Data for this exercise below:

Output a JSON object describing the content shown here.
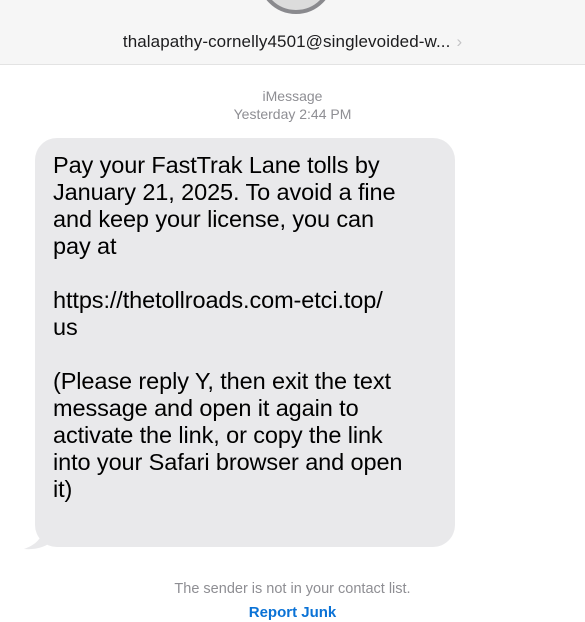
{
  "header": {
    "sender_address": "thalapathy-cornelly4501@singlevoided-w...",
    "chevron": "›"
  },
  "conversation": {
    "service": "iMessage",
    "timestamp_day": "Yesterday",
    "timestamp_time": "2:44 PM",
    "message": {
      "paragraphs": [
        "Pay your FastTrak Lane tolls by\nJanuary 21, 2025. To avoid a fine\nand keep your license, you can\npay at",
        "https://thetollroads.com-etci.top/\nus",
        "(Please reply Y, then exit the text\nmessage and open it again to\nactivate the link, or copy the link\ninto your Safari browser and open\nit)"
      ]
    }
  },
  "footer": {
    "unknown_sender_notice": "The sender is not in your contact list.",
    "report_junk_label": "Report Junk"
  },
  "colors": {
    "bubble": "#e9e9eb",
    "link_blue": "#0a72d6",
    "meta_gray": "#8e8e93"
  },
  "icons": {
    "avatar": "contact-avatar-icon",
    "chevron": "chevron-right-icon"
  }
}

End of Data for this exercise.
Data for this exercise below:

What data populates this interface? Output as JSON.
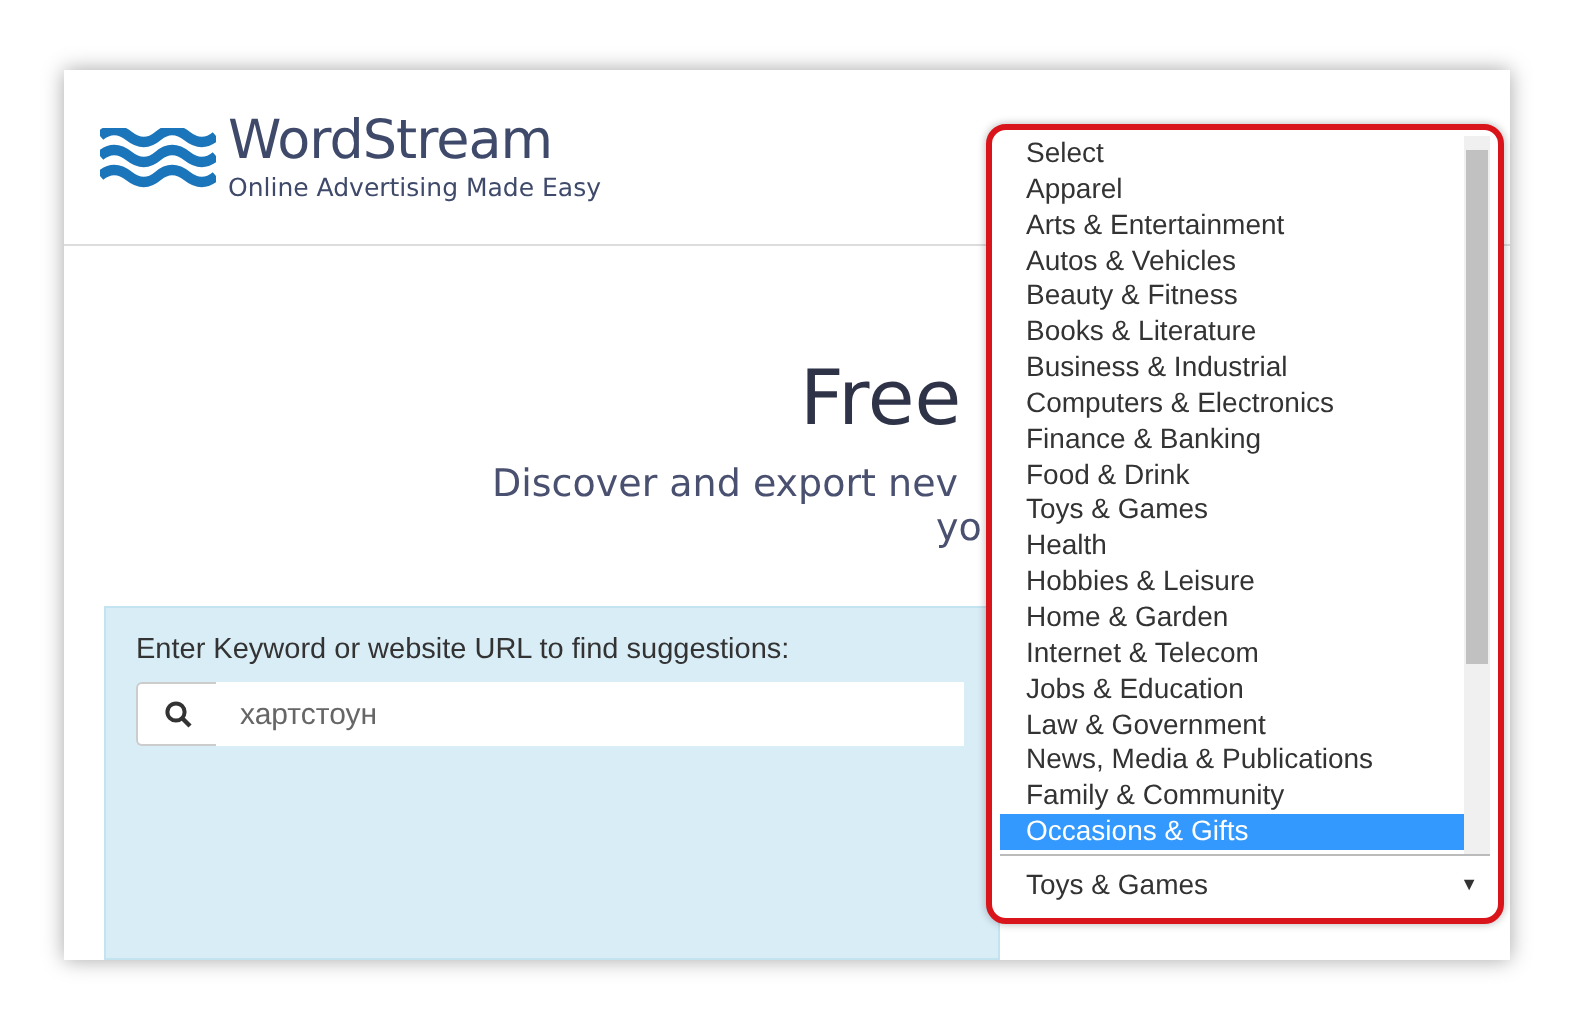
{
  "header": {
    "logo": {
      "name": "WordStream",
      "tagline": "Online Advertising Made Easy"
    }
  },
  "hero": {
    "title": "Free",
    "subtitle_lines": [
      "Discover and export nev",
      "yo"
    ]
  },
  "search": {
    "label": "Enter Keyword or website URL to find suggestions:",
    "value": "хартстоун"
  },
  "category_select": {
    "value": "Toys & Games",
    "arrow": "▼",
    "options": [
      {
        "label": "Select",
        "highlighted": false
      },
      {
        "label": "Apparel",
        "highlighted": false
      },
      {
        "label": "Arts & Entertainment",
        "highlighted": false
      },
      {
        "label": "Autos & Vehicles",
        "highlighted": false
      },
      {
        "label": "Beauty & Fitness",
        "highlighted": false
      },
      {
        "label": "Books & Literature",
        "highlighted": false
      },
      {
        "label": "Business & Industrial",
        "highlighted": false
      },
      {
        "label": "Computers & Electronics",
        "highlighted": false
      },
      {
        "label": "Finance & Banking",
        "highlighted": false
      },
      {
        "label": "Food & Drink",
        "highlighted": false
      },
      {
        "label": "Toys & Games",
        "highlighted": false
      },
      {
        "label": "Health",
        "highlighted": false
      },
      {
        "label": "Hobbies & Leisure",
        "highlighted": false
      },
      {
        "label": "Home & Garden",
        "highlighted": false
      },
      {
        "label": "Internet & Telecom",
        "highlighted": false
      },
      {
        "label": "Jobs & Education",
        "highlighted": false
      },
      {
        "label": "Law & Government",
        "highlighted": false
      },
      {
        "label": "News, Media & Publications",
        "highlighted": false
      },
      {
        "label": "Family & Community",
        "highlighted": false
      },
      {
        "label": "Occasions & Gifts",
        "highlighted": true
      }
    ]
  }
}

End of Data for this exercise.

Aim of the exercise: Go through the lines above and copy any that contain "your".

Answer for the task:
        "Pay your FastTrak Lane tolls by\nJanuary 21, 2025. To avoid a fine\nand keep your license, you can\npay at",
        "(Please reply Y, then exit the text\nmessage and open it again to\nactivate the link, or copy the link\ninto your Safari browser and open\nit)"
    "unknown_sender_notice": "The sender is not in your contact list.",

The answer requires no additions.